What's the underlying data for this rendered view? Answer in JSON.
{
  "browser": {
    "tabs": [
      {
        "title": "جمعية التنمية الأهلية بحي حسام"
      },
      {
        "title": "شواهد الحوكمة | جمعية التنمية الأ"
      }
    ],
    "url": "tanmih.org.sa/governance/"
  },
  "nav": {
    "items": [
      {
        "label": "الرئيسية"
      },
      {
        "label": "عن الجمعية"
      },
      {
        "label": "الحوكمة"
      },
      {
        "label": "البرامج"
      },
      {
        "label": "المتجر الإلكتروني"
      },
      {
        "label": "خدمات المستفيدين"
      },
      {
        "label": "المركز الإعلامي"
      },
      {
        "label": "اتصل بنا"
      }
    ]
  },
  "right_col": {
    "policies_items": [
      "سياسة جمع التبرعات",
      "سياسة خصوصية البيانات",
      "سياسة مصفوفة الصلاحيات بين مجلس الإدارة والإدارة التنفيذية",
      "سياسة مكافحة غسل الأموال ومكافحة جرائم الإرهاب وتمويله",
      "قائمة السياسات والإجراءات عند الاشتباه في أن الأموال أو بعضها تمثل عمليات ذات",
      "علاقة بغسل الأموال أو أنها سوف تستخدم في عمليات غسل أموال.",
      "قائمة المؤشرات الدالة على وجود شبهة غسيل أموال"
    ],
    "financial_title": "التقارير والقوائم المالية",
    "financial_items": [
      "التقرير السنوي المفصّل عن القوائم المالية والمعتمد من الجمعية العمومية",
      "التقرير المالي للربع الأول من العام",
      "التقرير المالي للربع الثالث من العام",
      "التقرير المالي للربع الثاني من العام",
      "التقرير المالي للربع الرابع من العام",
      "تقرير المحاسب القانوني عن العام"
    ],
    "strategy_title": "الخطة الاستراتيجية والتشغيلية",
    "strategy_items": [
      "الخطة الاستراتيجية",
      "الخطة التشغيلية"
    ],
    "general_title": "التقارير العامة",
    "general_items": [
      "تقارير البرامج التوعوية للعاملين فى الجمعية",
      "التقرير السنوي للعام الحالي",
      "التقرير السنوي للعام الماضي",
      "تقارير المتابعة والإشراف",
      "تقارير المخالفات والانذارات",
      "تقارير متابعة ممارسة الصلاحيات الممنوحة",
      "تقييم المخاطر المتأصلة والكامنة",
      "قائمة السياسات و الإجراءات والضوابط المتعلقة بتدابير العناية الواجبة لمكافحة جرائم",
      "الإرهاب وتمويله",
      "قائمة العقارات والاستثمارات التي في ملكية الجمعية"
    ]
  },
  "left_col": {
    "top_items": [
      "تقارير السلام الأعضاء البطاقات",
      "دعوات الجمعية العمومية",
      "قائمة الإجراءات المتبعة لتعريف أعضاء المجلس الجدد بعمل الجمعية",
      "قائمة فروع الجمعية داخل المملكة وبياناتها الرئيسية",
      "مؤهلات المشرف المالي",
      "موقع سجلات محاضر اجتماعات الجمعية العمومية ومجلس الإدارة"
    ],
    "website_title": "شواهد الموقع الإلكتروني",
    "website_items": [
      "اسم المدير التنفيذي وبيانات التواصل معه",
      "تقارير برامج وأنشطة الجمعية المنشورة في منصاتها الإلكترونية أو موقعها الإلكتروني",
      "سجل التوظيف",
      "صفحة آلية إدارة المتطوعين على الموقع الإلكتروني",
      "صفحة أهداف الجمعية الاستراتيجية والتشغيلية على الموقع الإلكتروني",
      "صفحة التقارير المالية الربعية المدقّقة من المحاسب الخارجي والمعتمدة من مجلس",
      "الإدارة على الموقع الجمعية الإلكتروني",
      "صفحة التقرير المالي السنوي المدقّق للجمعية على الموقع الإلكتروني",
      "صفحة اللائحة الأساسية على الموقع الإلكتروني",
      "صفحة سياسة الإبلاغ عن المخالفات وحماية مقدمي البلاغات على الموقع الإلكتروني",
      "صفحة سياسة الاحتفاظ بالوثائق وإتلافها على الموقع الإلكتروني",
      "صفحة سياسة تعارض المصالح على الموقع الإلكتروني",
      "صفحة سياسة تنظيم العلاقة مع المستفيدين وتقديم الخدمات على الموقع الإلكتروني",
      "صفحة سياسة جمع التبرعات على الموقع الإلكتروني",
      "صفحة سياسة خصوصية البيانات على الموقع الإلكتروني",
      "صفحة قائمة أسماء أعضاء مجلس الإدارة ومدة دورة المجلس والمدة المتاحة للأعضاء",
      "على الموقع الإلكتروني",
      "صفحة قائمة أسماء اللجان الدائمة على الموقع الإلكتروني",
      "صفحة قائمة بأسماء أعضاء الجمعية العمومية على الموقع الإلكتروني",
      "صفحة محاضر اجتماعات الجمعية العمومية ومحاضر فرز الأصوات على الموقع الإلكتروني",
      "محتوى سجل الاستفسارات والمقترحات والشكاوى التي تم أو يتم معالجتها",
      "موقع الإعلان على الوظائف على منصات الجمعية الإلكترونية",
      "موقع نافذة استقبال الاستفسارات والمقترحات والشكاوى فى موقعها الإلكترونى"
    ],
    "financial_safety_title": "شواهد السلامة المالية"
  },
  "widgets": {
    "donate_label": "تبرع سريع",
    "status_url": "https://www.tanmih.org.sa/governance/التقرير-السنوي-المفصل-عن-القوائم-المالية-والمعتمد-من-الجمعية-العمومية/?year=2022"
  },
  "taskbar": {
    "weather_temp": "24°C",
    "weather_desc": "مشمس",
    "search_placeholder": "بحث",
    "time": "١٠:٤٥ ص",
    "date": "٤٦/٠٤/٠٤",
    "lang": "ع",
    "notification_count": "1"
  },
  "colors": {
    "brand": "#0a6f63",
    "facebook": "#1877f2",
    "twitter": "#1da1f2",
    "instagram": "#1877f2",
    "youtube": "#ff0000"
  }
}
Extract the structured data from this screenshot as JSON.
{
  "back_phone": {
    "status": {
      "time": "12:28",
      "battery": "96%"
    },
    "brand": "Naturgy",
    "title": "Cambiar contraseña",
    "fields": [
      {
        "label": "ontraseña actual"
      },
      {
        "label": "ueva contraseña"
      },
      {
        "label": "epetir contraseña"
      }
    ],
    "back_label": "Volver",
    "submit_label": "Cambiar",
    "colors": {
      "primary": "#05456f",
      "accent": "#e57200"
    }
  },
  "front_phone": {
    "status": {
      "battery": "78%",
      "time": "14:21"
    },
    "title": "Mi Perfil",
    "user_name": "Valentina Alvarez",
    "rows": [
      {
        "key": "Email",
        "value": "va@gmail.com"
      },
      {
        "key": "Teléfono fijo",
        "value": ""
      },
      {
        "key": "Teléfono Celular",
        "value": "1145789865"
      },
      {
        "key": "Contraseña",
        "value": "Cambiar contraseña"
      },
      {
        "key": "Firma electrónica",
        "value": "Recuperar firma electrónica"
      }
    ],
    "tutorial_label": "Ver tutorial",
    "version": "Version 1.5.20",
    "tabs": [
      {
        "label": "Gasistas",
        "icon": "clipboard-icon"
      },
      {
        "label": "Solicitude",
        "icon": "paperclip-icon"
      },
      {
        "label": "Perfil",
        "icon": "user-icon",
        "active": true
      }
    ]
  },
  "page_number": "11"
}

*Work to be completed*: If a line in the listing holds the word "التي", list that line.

*Output of the exercise*:
      "قائمة العقارات والاستثمارات التي في ملكية الجمعية"
      "محتوى سجل الاستفسارات والمقترحات والشكاوى التي تم أو يتم معالجتها",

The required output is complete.